"They're broad issues that have been going on in this country for centuries," said Segal, who remembered discrimination against Jews in the city. "It's hard to understand because we pride ourselves in being a progressive place. But it does have this dark history."
Praise, some disappointment
Segal kept her position through Rybak's successor, Betsy Hodges. After Frey defeated Hodges in the 2017 election, he kept nearly all of her department heads, including Segal.
The decision faced pushback from Council Member Cam Gordon and police accountability advocate Dave Bicking, who delayed her reappointment.
Bicking and Communities United Against Police Brutality, of which he is a member, consistently opposed Segal, who he said fought more in defense of the city's actions than for those hurt by the justice system.
"Though there have been some reforms, I don't think that they really should be what she'd be remembered for," he said. "She should be remembered as taking a highly political position ... and serving the mayor and City Council far more than she serves the residents of the city."
In contrast, Mary Moriarty, the chief public defender for Hennepin County, said Segal was "the leader among prosecutors in Hennepin County on system reform."
"She was extremely creative and innovative in problem solving, and I think she really wanted to develop services that would help our clients get out of the system and keep from coming back in it," she said.
Segal and Moriarty worked closely on a restorative court program and a recent proposal to pair people charged with certain misdemeanors with social workers instead of having to pay bail.
As an appellate court judge, Segal will hear arguments across the state. The stress and public nature of representing the city will be replaced with what she said would be "a lot of reading and writing." She'll commute to St. Paul, where her husband, Myron Frans, serves as Walz's management and budget commissioner.
The practical experience at City Hall will help her as judge, Hennepin County Attorney Mike Freeman said.
"I don't think she'll get black-robe disease, I don't think she'll get holier than thou," he said. "People who have served in public law positions, particularly leadership like this, make very good judges because they've already had to battle the competing public interests much more than people who totally served in private practice."
Last week, council members praised Segal for her legal advice, toughness, humor and institutional knowledge. Council Member Lisa Goodman said Segal offered "incredible mentorship" to other women at City Hall.

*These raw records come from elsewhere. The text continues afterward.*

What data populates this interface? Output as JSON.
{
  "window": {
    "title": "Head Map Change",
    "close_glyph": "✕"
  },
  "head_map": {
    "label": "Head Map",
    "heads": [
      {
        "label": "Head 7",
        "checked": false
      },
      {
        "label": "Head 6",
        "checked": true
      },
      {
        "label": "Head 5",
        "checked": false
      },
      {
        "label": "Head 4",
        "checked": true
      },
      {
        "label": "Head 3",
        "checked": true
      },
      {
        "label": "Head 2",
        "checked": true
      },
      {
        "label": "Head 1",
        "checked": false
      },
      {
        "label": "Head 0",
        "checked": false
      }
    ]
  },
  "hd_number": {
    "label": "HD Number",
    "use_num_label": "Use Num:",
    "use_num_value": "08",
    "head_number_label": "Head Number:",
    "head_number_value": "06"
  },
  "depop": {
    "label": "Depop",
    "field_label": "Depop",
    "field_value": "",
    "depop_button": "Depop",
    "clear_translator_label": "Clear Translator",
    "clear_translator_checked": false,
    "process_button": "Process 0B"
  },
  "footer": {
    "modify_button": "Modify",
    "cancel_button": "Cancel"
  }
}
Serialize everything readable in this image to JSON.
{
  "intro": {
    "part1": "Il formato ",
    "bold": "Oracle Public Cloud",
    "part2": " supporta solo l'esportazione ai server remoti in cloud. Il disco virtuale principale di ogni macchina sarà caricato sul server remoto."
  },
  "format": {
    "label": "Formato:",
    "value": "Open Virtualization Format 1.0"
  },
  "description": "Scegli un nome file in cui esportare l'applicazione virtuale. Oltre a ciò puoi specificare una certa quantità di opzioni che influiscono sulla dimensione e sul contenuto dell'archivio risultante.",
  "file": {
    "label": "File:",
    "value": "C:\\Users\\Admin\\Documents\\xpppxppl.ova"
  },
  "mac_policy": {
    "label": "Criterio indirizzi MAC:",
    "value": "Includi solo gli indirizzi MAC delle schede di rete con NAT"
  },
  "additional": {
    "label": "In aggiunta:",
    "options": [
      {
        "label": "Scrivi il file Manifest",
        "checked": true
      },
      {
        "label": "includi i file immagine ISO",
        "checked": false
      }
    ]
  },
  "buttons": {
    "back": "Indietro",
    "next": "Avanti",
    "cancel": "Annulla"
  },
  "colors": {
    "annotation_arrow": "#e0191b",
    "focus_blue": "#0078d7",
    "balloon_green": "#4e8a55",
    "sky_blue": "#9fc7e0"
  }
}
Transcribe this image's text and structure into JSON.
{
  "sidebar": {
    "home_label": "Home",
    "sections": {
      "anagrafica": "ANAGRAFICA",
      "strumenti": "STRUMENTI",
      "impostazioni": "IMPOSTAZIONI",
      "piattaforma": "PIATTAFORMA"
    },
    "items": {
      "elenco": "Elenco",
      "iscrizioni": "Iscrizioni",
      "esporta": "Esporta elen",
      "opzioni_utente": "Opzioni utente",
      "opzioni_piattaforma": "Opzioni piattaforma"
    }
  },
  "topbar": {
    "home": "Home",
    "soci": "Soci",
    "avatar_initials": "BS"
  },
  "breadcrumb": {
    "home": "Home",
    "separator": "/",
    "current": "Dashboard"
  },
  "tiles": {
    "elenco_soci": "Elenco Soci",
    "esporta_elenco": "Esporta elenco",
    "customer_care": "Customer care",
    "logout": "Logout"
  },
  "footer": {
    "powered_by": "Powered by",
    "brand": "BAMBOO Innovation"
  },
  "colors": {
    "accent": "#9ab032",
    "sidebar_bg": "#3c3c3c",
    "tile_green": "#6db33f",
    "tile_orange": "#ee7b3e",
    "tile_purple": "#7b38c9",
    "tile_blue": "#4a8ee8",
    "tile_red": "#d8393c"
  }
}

Inside the council chambers Friday, Council President Lisa Bender read a resolution in her honor. Segal stood beside her smiling, surrounded by more than a dozen women she led at the city attorney's office.